What is the Cloud? And Where is it?
There has been a ton of talk about the cloud. Cloud this, cloud that. But what actually IS the cloud? It’s okay if you don’t know, most people don’t understand it and even some tech people tend to wave their hands towards the sky when trying to explain it!
Since it actually has nothing to do with the white fluffy things in the sky, let’s lay it all out:
Cloud computing is about storing and retrieving your data (personal or business) within your own piece of the internet. It’s so you can access it from anywhere, just like you do a web page, and it won’t matter if your office is closed and you’re squeezing in a little work on your phone at midnight. Everything will be saved and ready to pick up when you get back to your desk. Colleagues in different locations can even collaborate on documents in real time.
If that all sounds a bit futuristic, think about how an email service like Gmail works. None of your emails are actually being stored on your hard drive or device, they’re stored on the Gmail server and you can access them anytime you like.
Your read/send/receive changes are applied instantly, remembered for next time you log in. This is a form of cloud computing. So is Netflix, where you can stream movies and TV shows on demand. All the video is actually stored on a computer somewhere else in the world and sent to your device in tiny pieces as you watch it. Netflix remembers what you watched, where you got up to, and even if you’re hopping immediately from one device to another, it still has it all ready to go.
Where is ‘cloud’ data stored?
Good question. And it’s why the term ‘cloud’ causes so much confusion. The data absolutely must be physically stored somewhere. Companies who offer cloud storage have huge warehouses dedicated to holding servers whose sole job is to send and receive data all day. And by huge, we mean HUGE.
You could get lost walking the rows of servers, just box after box for what seems like forever. The biggest server farms or ‘cloud campuses’ are still growing, but to give you an idea: they can be upwards of 1million square feet. It’s big business, literally.
In terms of location, the US and UK are popular server farm locations, but the company could also have copies of your data stored elsewhere in the world. This is so they can fulfill their redundancy guarantees – if disaster hits one location, the other still has a copy.
Having additional locations and copies also increases the speed of access.
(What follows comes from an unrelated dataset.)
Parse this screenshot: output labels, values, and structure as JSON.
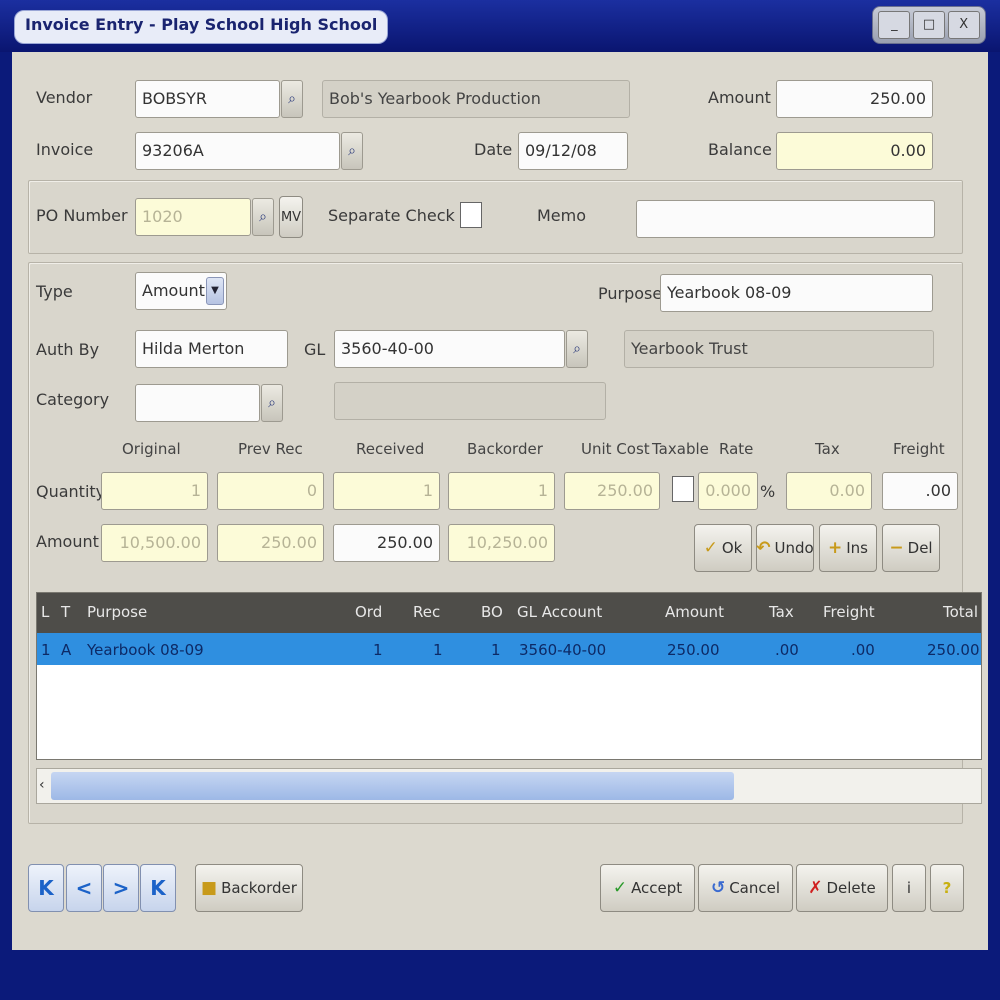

With some companies, you can choose your preferred location so that data doesn’t have to travel quite as far across the world, increasing speed even further, which of course, saves time and money. Collaboration, security, redundancy, AND savings? We’d call that a win.
Ready to take advantage of cloud computing? Give us a call at 248-360-8967.
When is Your Business Ready to Move to the Cloud?
By now you know that the cloud isn’t going away any time soon. In fact, cloud computing has become a natural step in business growth, thanks to the numerous (and continually growing) benefits. More and more applications are coming out in web-based form and staff are exceptionally comfortable with this type of change. So when is the right time to move your business computing to the cloud?
Many businesses are facing this question now that cloud computing has become a mainstream norm. After all, you’ll be able to roll out new apps in days, not weeks, and nobody ever says ‘no thanks’ to increased security and efficiency. Like any strategic business decision though, timing is everything. Here’s how to assess your need before you make the switch:
Age of servers and workstations
If your workstations and servers are reaching their end of life and a large capital investment is coming up, you’ll be able to minimize the expense by moving to the cloud. You may even be able to skip certain upgrades completely. Your staff will still need devices to access the cloud data, but you’ll have a lot more flexibility in your choice and they won’t need to be as powerful. This can be a huge cost saving made in just moments.
Need for remote and mobile access
Many businesses are growing while on the move, with a mobile workforce needing to access files from anywhere at any time. This could range from moving around the one location, between offices or even working from home. Forget frustrating connections and lost productivity, cloud computing allows staff to work securely and efficiently from any location with internet access.
Current support setup
If your business currently outsources all your network management, you’re perfectly suited for the move to cloud computing. Network maintenance and monitoring becomes a non-issue, handled 24/7 as part of your cloud service. Network efficiency just keeps rising too, as your cloud provider is always improving their systems. You’ll find problems are fixed before you knew they existed, and server downtime becomes a thing of the past.
Need for predictable IT costs
If it feels like IT costs can spiral out of control at times, challenging your budget and patience, cloud computing will seem like a dream come true. When you make this shift, you’re moving from a capital expense to an operational one – server and system replacements are no longer your concern. You’ll be able to budget for IT costs in advance, knowing no blowouts are hiding around the corner. Monthly costs are known and (usually) capped based on what you use, leaving your cash flow much relieved.
Today’s cloud computing is more advanced, secure and priced more competitively than ever before. At its core, cloud computing is purely about doing things better, and it can have a massive impact on your profits, productivity and even staff satisfaction rates. If your business requires a robust, always available infrastructure with easy monthly costs, it’s time to take a serious look at your cloud computing options.